I am writing a letter/story to you in response to the from Nov. 22, 2011 re: "Are doctors to blame for prescription drug crisis...." I would like to say that as a "victim" of being prescribed pain killers for back and neck injuries and then stopping the medication abruptly, I started to go into withdrawals.
I am not condoning "doctor shopping," however, these doctors are prescribing massive amounts of addictive drugs and then abruptly stop prescribing. This leaves a person in a state of severe withdrawal and they will do anything to get their hands on the medication...not to get high, but to prevent themselves from getting sick.
I use the term "doctor-induced addiction" in these situations. No one sets out to become addicted. I went to a doctor three years ago to go on a medication (Suboxone) which, initially was going to be for three months. I was not aware that this drug was highly addictive, as it is used for people who have a history of opiod dependence and essentially, it is to stop cravings for opiates (narcotic pain relievers).
ALONG WITH the Suboxone, my doctor prescribed me Klonopin and Ambien (both highly addictive meds). I called the pharmacy, scared to take the Klonopin and the pharmacy said "I wouldn't take it." I was shaking and experiencing extreme anxiety so I called my doctor and waited SIX hours for a response.
When he finally called, I explained to him that I contacted the pharmacist, etc. and he said it is not safe to take those two medications. The doctor replied, "Why are you asking the pharmacist...what does he know about these medications?" !!! WHAT??? Since then, I continued to see this doctor and asked him numerous times "When are you going to start weaning me off these drugs?" He always had an answer: "Well, are you sure your pain is going to be under control?" OR..."You're under a lot of stress right now and I don't think it's a good time to start cutting down."
This doctor literally stated to me once "You know, you are taking three addictive drugs." Well, why is he prescribing them? There are two key statements I said to my doctor which I would like to mention. One: during one visit I said to him, the Klonpin doesn't seem to be working...(that is the first sign of dependence) and instead of him tapering, HE INCREASED MY DOSE. Another statement I made to him was "I think I'm becoming dependent on these drugs because when I cut down, I start feeling symptoms of withdrawal."
His answer first was "You probably are (becoming dependent) and the next answer was "Why are you cutting down... you brush your teeth twice a day, so why aren't you taking the meds twice a day?" "Because I don't want to be on these addictive drugs the rest of my life."

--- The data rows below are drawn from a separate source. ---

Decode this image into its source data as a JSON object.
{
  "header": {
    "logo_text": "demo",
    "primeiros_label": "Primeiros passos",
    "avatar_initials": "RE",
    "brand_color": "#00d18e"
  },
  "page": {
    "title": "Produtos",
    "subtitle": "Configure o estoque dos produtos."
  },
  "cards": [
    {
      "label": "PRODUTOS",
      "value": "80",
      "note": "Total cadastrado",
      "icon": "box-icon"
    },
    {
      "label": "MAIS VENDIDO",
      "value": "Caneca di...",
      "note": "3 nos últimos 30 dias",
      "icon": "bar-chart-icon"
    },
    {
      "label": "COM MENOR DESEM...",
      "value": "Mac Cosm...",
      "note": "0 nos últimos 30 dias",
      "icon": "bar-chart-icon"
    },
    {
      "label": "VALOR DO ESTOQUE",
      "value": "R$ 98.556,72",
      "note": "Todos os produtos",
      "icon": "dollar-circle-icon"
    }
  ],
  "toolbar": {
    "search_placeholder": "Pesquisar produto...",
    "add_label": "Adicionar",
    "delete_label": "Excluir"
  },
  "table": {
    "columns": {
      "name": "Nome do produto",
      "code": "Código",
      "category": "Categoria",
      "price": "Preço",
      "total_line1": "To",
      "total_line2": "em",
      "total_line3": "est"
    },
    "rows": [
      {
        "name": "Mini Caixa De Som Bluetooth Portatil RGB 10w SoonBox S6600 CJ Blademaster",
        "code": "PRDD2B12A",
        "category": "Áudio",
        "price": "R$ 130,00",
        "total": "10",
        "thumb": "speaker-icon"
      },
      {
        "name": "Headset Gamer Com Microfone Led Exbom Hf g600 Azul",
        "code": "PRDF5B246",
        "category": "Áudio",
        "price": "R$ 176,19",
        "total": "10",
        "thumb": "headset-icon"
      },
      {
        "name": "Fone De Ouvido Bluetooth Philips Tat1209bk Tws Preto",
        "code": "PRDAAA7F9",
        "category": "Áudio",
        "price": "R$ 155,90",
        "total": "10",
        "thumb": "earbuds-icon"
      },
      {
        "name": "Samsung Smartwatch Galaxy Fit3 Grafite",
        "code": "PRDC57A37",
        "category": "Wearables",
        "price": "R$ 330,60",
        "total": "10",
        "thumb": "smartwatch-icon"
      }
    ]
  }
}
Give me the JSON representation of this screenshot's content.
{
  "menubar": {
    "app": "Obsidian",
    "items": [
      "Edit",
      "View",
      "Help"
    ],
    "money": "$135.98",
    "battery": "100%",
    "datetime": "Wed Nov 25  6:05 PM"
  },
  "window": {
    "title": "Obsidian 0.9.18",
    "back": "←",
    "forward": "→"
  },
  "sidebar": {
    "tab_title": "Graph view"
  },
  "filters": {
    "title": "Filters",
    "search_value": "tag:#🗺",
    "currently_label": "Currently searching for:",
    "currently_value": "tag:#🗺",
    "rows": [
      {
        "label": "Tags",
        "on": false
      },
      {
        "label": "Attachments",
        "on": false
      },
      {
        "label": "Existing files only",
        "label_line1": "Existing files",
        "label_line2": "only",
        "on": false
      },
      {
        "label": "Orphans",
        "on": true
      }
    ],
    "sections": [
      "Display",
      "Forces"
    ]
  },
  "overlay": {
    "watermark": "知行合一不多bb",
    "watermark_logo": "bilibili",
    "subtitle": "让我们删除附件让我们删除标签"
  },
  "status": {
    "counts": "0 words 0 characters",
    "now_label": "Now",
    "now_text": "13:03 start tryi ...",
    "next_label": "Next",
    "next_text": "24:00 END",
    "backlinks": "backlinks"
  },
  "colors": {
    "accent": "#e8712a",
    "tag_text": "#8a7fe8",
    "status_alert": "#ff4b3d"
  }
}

When I scheduled an appointment, I was denied because I have a balance with this doctor. Finally, I got health insurance and saw another doctor who charged me $250 for the first visit and I have to return in one week. I am a healthcare provider and know more about addiction than these prescribing doctors.
The bottom line is, doctors have an accountability to their patients when treating them. When a doctor continues to prescribe an addictive substance and then abruptly stops prescribing, it demonstrates negligence on their part, leaving a patient sick and dependent on drugs which was "induced" by their own doctor.
I never abused the drugs I was prescribed, but after a period of time, ANYONE can become addicted and it is the doctor's responsibility to evaluate a patient and say "Well, you've been on this for such and such amount of time, etc." "Maybe we should start cutting your dose down so you do not become dependent on these meds." Yes, there are people who doctor shop, but, again, as I say, being a "victim" of "induced" addiction, I believe 100% the doctors are to blame.
When I told my neurologist 6 years ago, "I think I am addicted to these pain meds." His reponse was "Oh, there are rehabs for that." So, instead of him titrating the drugs or taking steps to wean me off comfortably, he STOPPED prescribing and I was so sick I had to go into treatment which did not help me at all, as I was in treatment with illicit drug users, court ordered clients; people who did not want to be there.
Yet I went for help and was treated like a criminal....literally. And all because my doctor was negligent in his prescribing practices. These doctors should be reported to the DEA and the AMA. I have considered a lawsuit against my doctor, but I will be looked at in court as a "lowly drug user", so I, instead, will be reporting my doctor. I did not choose this nightmare I am going through, yet I AM PAYING THE PRICE....PHYSICALLY AND FINANCIALLY.